%%

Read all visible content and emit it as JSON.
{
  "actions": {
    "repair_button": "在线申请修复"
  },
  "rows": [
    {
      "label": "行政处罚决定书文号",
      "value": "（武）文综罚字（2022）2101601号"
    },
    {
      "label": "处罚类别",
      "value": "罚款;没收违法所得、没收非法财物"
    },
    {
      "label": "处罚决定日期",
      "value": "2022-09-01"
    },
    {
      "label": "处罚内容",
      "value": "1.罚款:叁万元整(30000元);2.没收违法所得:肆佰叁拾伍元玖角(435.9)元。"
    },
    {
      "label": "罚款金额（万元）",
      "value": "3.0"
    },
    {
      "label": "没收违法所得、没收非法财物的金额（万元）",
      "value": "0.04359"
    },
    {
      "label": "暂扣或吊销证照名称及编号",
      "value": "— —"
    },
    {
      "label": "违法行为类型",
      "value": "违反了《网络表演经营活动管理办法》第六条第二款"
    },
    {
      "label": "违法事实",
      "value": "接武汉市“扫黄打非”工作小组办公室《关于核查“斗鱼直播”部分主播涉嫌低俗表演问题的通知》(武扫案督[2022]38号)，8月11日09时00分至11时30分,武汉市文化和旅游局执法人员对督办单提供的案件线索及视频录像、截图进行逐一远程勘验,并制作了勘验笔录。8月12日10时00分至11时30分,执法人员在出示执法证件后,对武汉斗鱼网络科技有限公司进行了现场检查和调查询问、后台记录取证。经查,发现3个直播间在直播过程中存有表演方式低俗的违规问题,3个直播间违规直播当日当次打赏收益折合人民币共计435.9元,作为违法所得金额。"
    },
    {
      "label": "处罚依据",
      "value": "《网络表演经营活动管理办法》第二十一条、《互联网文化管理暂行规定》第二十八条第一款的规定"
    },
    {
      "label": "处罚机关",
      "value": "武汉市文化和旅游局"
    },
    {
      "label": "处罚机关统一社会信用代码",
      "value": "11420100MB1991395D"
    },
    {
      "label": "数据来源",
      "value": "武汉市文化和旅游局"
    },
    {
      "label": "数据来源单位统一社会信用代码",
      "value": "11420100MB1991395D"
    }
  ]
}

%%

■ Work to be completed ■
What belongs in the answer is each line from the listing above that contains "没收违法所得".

■ Result of the task ■
      "value": "罚款;没收违法所得、没收非法财物"
      "value": "1.罚款:叁万元整(30000元);2.没收违法所得:肆佰叁拾伍元玖角(435.9)元。"
      "label": "没收违法所得、没收非法财物的金额（万元）",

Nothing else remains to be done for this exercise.